"""
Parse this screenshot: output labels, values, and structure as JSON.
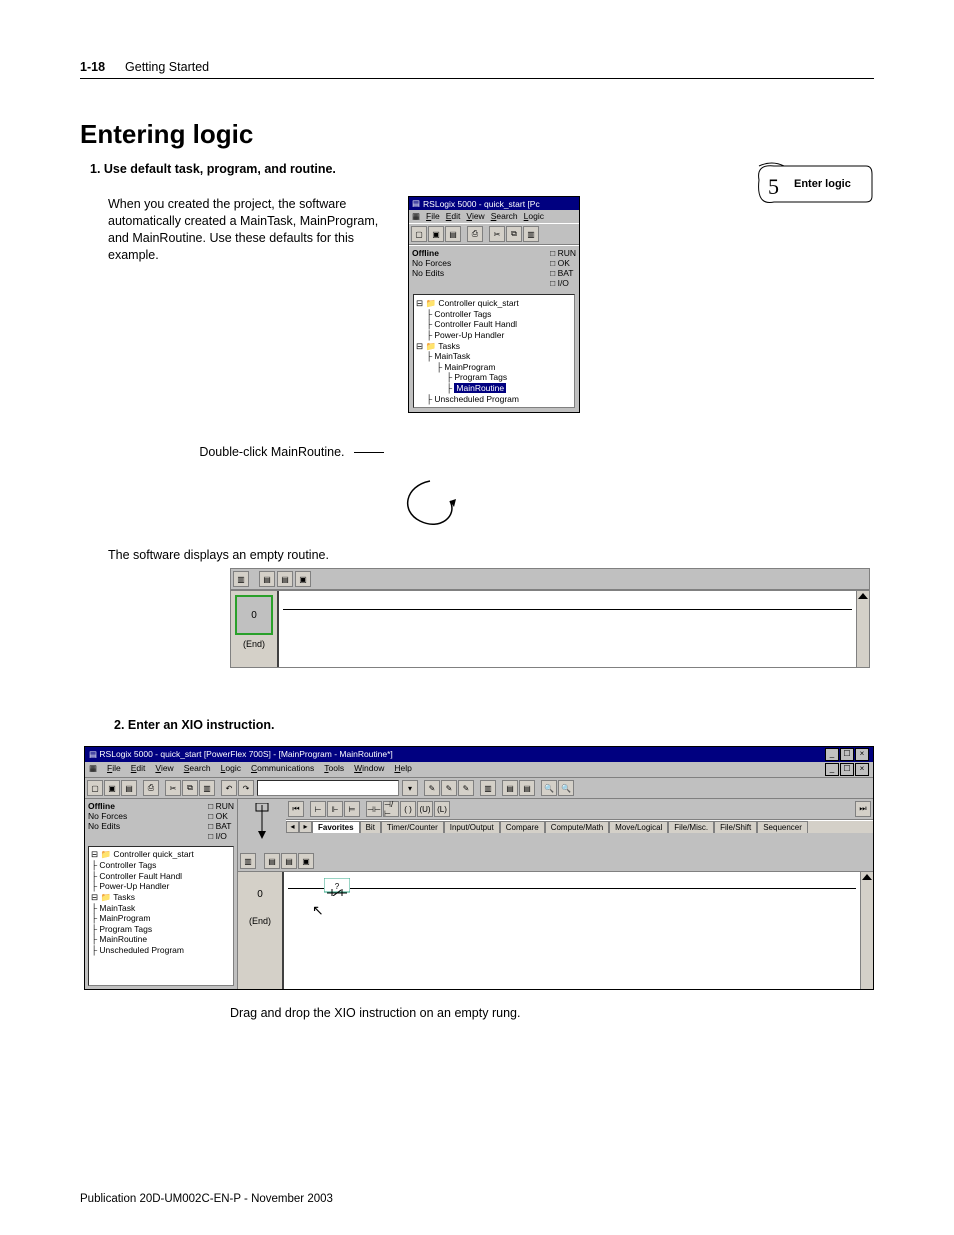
{
  "header": {
    "page_num": "1-18",
    "chapter": "Getting Started"
  },
  "title": "Entering logic",
  "callout": {
    "num": "5",
    "label": "Enter logic"
  },
  "step1": {
    "heading": "1.    Use default task, program, and routine.",
    "para": "When you created the project, the software automatically created a MainTask, MainProgram, and MainRoutine. Use these defaults for this example.",
    "double_click": "Double-click MainRoutine.",
    "empty_text": "The software displays an empty routine."
  },
  "rsl_small": {
    "title": "RSLogix 5000 - quick_start [Pc",
    "menus": [
      "File",
      "Edit",
      "View",
      "Search",
      "Logic"
    ],
    "status_left": [
      "Offline",
      "No Forces",
      "No Edits"
    ],
    "status_right": [
      "RUN",
      "OK",
      "BAT",
      "I/O"
    ],
    "tree": [
      {
        "lvl": 0,
        "t": "Controller quick_start"
      },
      {
        "lvl": 1,
        "t": "Controller Tags"
      },
      {
        "lvl": 1,
        "t": "Controller Fault Handl"
      },
      {
        "lvl": 1,
        "t": "Power-Up Handler"
      },
      {
        "lvl": 0,
        "t": "Tasks"
      },
      {
        "lvl": 1,
        "t": "MainTask"
      },
      {
        "lvl": 2,
        "t": "MainProgram"
      },
      {
        "lvl": 3,
        "t": "Program Tags"
      },
      {
        "lvl": 3,
        "t": "MainRoutine",
        "sel": true
      },
      {
        "lvl": 1,
        "t": "Unscheduled Program"
      }
    ]
  },
  "rung_top": {
    "num": "0",
    "end": "(End)"
  },
  "step2": {
    "heading": "2.  Enter an XIO instruction.",
    "caption": "Drag and drop the XIO instruction on an empty rung."
  },
  "rsl_large": {
    "title": "RSLogix 5000 - quick_start [PowerFlex 700S] - [MainProgram - MainRoutine*]",
    "menus": [
      "File",
      "Edit",
      "View",
      "Search",
      "Logic",
      "Communications",
      "Tools",
      "Window",
      "Help"
    ],
    "status_left": [
      "Offline",
      "No Forces",
      "No Edits"
    ],
    "status_right": [
      "RUN",
      "OK",
      "BAT",
      "I/O"
    ],
    "tabs": [
      "Favorites",
      "Bit",
      "Timer/Counter",
      "Input/Output",
      "Compare",
      "Compute/Math",
      "Move/Logical",
      "File/Misc.",
      "File/Shift",
      "Sequencer"
    ],
    "tree": [
      {
        "lvl": 0,
        "t": "Controller quick_start"
      },
      {
        "lvl": 1,
        "t": "Controller Tags"
      },
      {
        "lvl": 1,
        "t": "Controller Fault Handl"
      },
      {
        "lvl": 1,
        "t": "Power-Up Handler"
      },
      {
        "lvl": 0,
        "t": "Tasks"
      },
      {
        "lvl": 1,
        "t": "MainTask"
      },
      {
        "lvl": 2,
        "t": "MainProgram"
      },
      {
        "lvl": 3,
        "t": "Program Tags"
      },
      {
        "lvl": 3,
        "t": "MainRoutine",
        "sel": true
      },
      {
        "lvl": 1,
        "t": "Unscheduled Program"
      }
    ],
    "rung_num": "0",
    "rung_end": "(End)"
  },
  "footer": "Publication 20D-UM002C-EN-P - November 2003"
}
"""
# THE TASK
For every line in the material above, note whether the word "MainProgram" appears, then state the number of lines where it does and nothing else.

# RESPONSE AREA
4